Your task
Among the entries below, find the lines holding "handle" and copy them.

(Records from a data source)
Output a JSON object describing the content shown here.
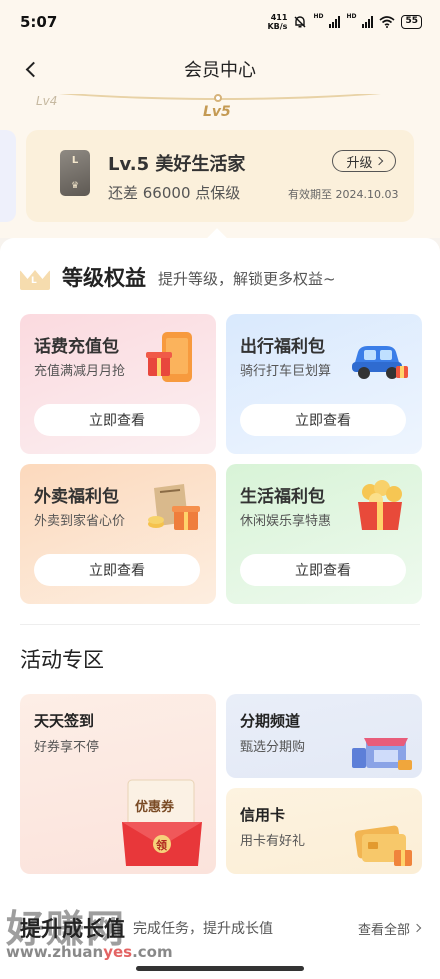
{
  "status_bar": {
    "time": "5:07",
    "net_speed": "411",
    "net_unit": "KB/s",
    "hd1": "HD",
    "hd2": "HD",
    "battery": "55",
    "icons": [
      "mute-bell-icon",
      "signal-icon",
      "signal-icon",
      "wifi-icon",
      "battery-icon"
    ]
  },
  "header": {
    "title": "会员中心",
    "back_icon": "chevron-left-icon"
  },
  "level_track": {
    "prev_level": "Lv4",
    "current_level": "Lv5"
  },
  "member_card": {
    "badge_letter": "L",
    "level_name": "Lv.5 美好生活家",
    "upgrade_label": "升级",
    "points_text": "还差 66000 点保级",
    "expire_text": "有效期至 2024.10.03"
  },
  "benefits": {
    "title": "等级权益",
    "subtitle": "提升等级，解锁更多权益~",
    "crown_letter": "L",
    "items": [
      {
        "title": "话费充值包",
        "subtitle": "充值满减月月抢",
        "button": "立即查看",
        "icon": "phone-gift-icon"
      },
      {
        "title": "出行福利包",
        "subtitle": "骑行打车巨划算",
        "button": "立即查看",
        "icon": "car-icon"
      },
      {
        "title": "外卖福利包",
        "subtitle": "外卖到家省心价",
        "button": "立即查看",
        "icon": "takeout-bag-icon"
      },
      {
        "title": "生活福利包",
        "subtitle": "休闲娱乐享特惠",
        "button": "立即查看",
        "icon": "popcorn-gift-icon"
      }
    ]
  },
  "activities": {
    "title": "活动专区",
    "items": [
      {
        "title": "天天签到",
        "subtitle": "好券享不停",
        "icon": "coupon-envelope-icon",
        "coupon_label": "优惠券",
        "coupon_action": "领"
      },
      {
        "title": "分期频道",
        "subtitle": "甄选分期购",
        "icon": "shop-icon"
      },
      {
        "title": "信用卡",
        "subtitle": "用卡有好礼",
        "icon": "credit-card-icon"
      }
    ]
  },
  "growth": {
    "title": "提升成长值",
    "subtitle": "完成任务，提升成长值",
    "view_all": "查看全部"
  },
  "watermark": {
    "text": "好赚网",
    "url_prefix": "www.zhuan",
    "url_accent": "yes",
    "url_suffix": ".com"
  },
  "colors": {
    "page_bg": "#fdf7ee",
    "card_bg": "#fbf0db",
    "level_gold": "#c49a53"
  }
}
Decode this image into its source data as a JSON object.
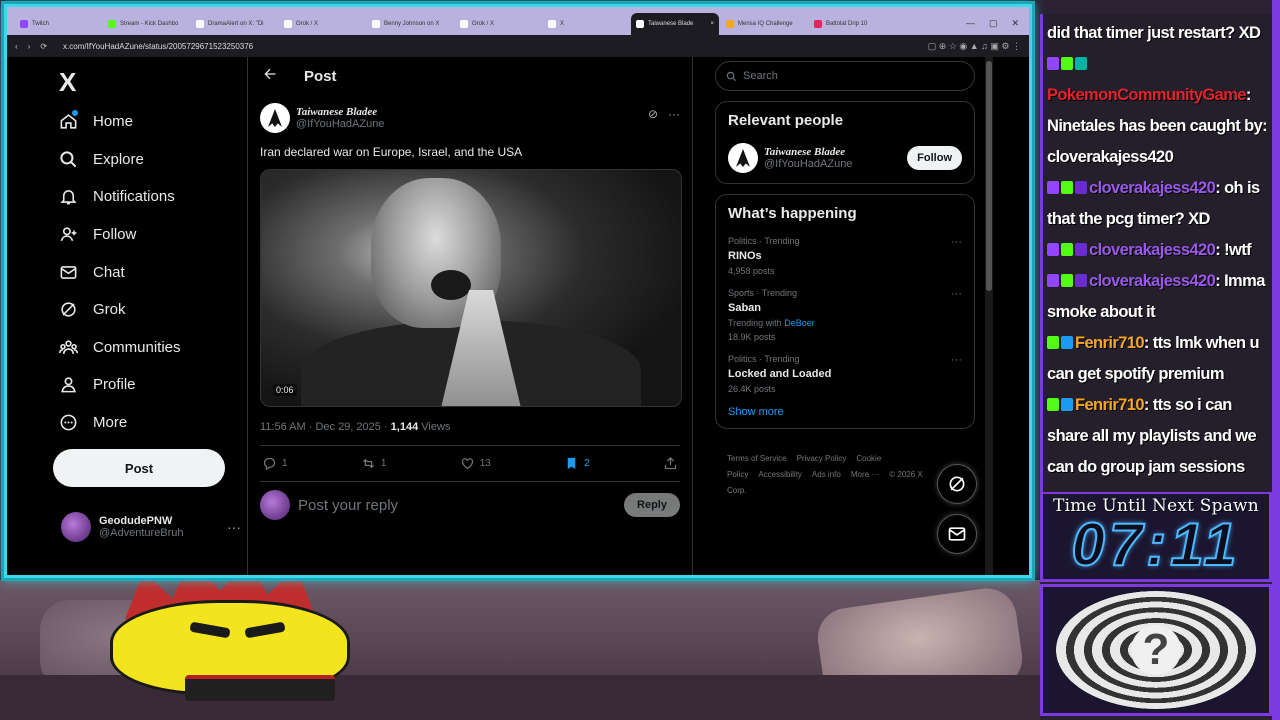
{
  "browser": {
    "tabs": [
      {
        "label": "Twitch",
        "color": "#9146ff",
        "active": false
      },
      {
        "label": "Stream - Kick Dashbo",
        "color": "#53fc18",
        "active": false
      },
      {
        "label": "DramaAlert on X: \"Di",
        "color": "#ffffff",
        "active": false
      },
      {
        "label": "Grok / X",
        "color": "#ffffff",
        "active": false
      },
      {
        "label": "Benny Johnson on X",
        "color": "#ffffff",
        "active": false
      },
      {
        "label": "Grok / X",
        "color": "#ffffff",
        "active": false
      },
      {
        "label": "X",
        "color": "#ffffff",
        "active": false
      },
      {
        "label": "Taiwanese Blade",
        "color": "#ffffff",
        "active": true
      },
      {
        "label": "Mensa IQ Challenge",
        "color": "#f5a623",
        "active": false
      },
      {
        "label": "Battolat Drip 10",
        "color": "#e0245e",
        "active": false
      }
    ],
    "url": "x.com/IfYouHadAZune/status/2005729671523250376"
  },
  "nav": {
    "logo": "X",
    "items": [
      {
        "label": "Home",
        "icon": "home-icon"
      },
      {
        "label": "Explore",
        "icon": "search-icon"
      },
      {
        "label": "Notifications",
        "icon": "bell-icon"
      },
      {
        "label": "Follow",
        "icon": "person-add-icon"
      },
      {
        "label": "Chat",
        "icon": "mail-icon"
      },
      {
        "label": "Grok",
        "icon": "grok-icon"
      },
      {
        "label": "Communities",
        "icon": "communities-icon"
      },
      {
        "label": "Profile",
        "icon": "profile-icon"
      },
      {
        "label": "More",
        "icon": "more-circle-icon"
      }
    ],
    "post_label": "Post",
    "account": {
      "name": "GeodudePNW",
      "handle": "@AdventureBruh",
      "more": "···"
    }
  },
  "main": {
    "header_title": "Post",
    "author": {
      "name": "Taiwanese Bladee",
      "handle": "@IfYouHadAZune"
    },
    "text": "Iran declared war on Europe, Israel, and the USA",
    "video_time": "0:06",
    "time": "11:56 AM",
    "date": "Dec 29, 2025",
    "views_count": "1,144",
    "views_label": "Views",
    "actions": {
      "replies": "1",
      "reposts": "1",
      "likes": "13",
      "bookmarks": "2"
    },
    "reply_placeholder": "Post your reply",
    "reply_button": "Reply"
  },
  "right": {
    "search_placeholder": "Search",
    "relevant_title": "Relevant people",
    "relevant_person": {
      "name": "Taiwanese Bladee",
      "handle": "@IfYouHadAZune",
      "follow": "Follow"
    },
    "happening_title": "What’s happening",
    "trends": [
      {
        "context": "Politics · Trending",
        "title": "RINOs",
        "with_prefix": "",
        "with_link": "",
        "count": "4,958 posts"
      },
      {
        "context": "Sports · Trending",
        "title": "Saban",
        "with_prefix": "Trending with",
        "with_link": "DeBoer",
        "count": "18.9K posts"
      },
      {
        "context": "Politics · Trending",
        "title": "Locked and Loaded",
        "with_prefix": "",
        "with_link": "",
        "count": "26.4K posts"
      }
    ],
    "show_more": "Show more",
    "footer": [
      "Terms of Service",
      "Privacy Policy",
      "Cookie Policy",
      "Accessibility",
      "Ads info",
      "More ···",
      "© 2026 X Corp."
    ]
  },
  "chat": {
    "messages": [
      {
        "user": "",
        "user_color": "#ffffff",
        "text": "did that timer just restart? XD",
        "badges": []
      },
      {
        "user": "PokemonCommunityGame",
        "user_color": "#e0242a",
        "text": ": Ninetales has been caught by: cloverakajess420",
        "badges": [
          "#9146ff",
          "#53fc18",
          "#00b3a4"
        ]
      },
      {
        "user": "cloverakajess420",
        "user_color": "#9a58e8",
        "text": ": oh is that the pcg timer? XD",
        "badges": [
          "#9146ff",
          "#53fc18",
          "#6a2bd0"
        ]
      },
      {
        "user": "cloverakajess420",
        "user_color": "#9a58e8",
        "text": ": !wtf",
        "badges": [
          "#9146ff",
          "#53fc18",
          "#6a2bd0"
        ]
      },
      {
        "user": "cloverakajess420",
        "user_color": "#9a58e8",
        "text": ": Imma smoke about it",
        "badges": [
          "#9146ff",
          "#53fc18",
          "#6a2bd0"
        ]
      },
      {
        "user": "Fenrir710",
        "user_color": "#f5a623",
        "text": ": tts lmk when u can get spotify premium",
        "badges": [
          "#53fc18",
          "#1d9bf0"
        ]
      },
      {
        "user": "Fenrir710",
        "user_color": "#f5a623",
        "text": ": tts so i can share all my playlists and we can do group jam sessions",
        "badges": [
          "#53fc18",
          "#1d9bf0"
        ]
      }
    ]
  },
  "timer": {
    "label": "Time Until Next Spawn",
    "value": "07:11"
  }
}
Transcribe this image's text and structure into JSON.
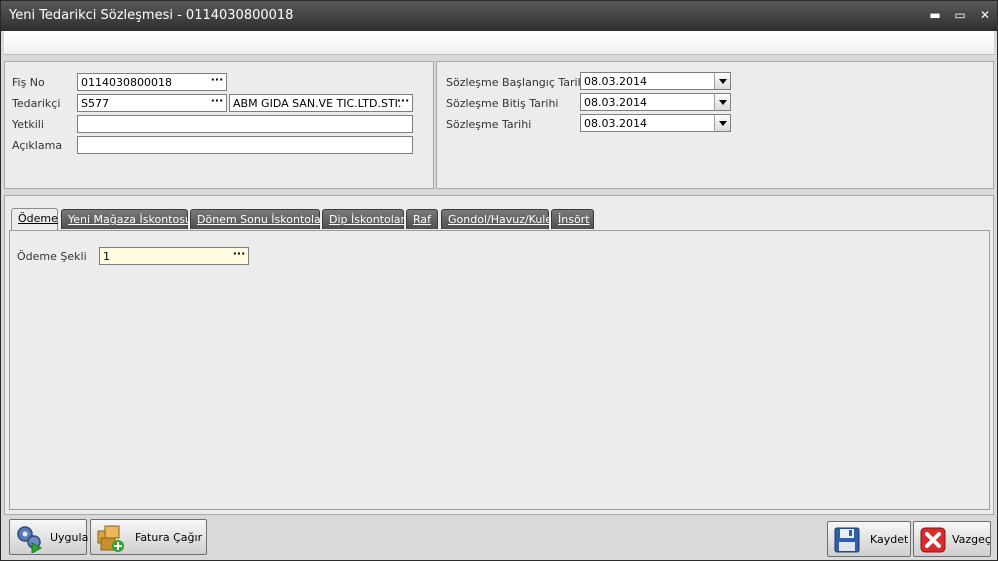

Problem solution
      "handle": "@AdventureBruh",
      "handle": "@IfYouHadAZune"
      "handle": "@IfYouHadAZune",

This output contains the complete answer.